City Hall

17 City Unions Agree to Reopen Contracts

By Erica C. Barnett October 11, 2010

Seventeen of the 19 city unions that make up the Coalition of City Unions, representing about 4,400 city employees have agreed to reopen their contracts with the city, accepting a reduced cost-of-living increase for the next three years. Instead of a guaranteed two-percent annual increase, the unions' annual COLAs will be linked until 2013 to the Consumer Price Index, which translates to a 2011 raise of 0.6 percent.

The two unions that voted against the lower COLAs were the machinists' union and the police dispatchers' guild; those two unions represent about 180 employees.

Flanked by union representatives and five members of the City Council outside his office this afternoon, McGinn said the budget he submitted to the council assumed that all 19 Coalition unions would agree to reduce their cost-of-living adjustments. Had the unions not agreed, he said, "we would have had to come back with an additional round of cuts [and] further reductions in services."

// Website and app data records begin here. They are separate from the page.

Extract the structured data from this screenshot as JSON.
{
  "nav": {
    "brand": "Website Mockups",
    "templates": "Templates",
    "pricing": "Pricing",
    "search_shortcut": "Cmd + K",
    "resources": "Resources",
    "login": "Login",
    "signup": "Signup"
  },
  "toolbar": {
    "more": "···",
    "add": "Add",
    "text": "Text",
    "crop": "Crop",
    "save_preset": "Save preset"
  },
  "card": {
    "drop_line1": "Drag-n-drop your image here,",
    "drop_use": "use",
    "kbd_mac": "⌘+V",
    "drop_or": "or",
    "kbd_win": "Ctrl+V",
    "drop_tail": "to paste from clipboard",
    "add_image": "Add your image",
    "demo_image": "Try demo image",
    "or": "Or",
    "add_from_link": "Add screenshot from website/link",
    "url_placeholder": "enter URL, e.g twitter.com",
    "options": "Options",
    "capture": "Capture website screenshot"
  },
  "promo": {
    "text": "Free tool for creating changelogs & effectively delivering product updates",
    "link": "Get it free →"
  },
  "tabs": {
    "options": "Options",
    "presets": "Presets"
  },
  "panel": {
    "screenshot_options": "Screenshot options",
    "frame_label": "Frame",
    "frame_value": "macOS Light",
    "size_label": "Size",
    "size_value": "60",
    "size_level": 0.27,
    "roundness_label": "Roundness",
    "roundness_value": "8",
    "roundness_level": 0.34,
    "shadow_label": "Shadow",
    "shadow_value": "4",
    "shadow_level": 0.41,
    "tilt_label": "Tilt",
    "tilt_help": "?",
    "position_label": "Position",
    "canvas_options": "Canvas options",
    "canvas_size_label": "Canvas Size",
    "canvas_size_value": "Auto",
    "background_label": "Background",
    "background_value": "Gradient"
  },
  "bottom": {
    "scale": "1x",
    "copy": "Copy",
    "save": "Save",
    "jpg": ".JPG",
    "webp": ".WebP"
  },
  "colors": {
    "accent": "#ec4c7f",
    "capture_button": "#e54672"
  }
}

Because two of the 19 Coalition unions didn't agree to lower COLAs, he said, "that probably means [the budget is] out of balance already." That prompted council member Sally Clark, standing to McGinn's left, to crack, "You submitted a budget that's out of balance"---a reference to the fact that McGinn has claimed, to council members' endless irritation, that the councilĀ  passed an unbalanced budget for 2010.

Asked whether the unions had considered accepting a wage freeze, instead of a reduced COLA, McGinn said, "Everything was discussed, and we mutually agreed that the CPI was fair."

McGinn's budget faces additional hurdles. First, it relies heavily on new fees and taxes that many city council members, including some who stood beside him at today's press conference, oppose. McGinn's budget would increase the commercial parking tax an additional five percent; raise utility rates; and hike parking rates as high as $4 an hour downtown.

In response to my question about whether he'd reached an agreement with the council about his controversial revenue proposals, McGinn said, "This is what a budget process is for and I'm not going to presume to speak for them. We've sent down the best budget we can with the information we have. ... Now the council's going to have to do their own balancing. Maybe their values are a little different, or maybe they have the exact same values and they want to express them differently."

However, he couldn't resist adding: "Keeping our streets maintained, public safety, human services---those are core government missions. Providing parking meter rates that are very far below what the private market charges? I don't think that's a core government mission."

McGinn also noted that several ballot initiatives are in play, including liquor privatization and a repeal of the tax on candy, soda, and bottled water, that could take a further cut out of city revenues. In the worst-case scenario, he said, "we might have to find another $4 million" in cuts.
Filed under
Share
Show Comments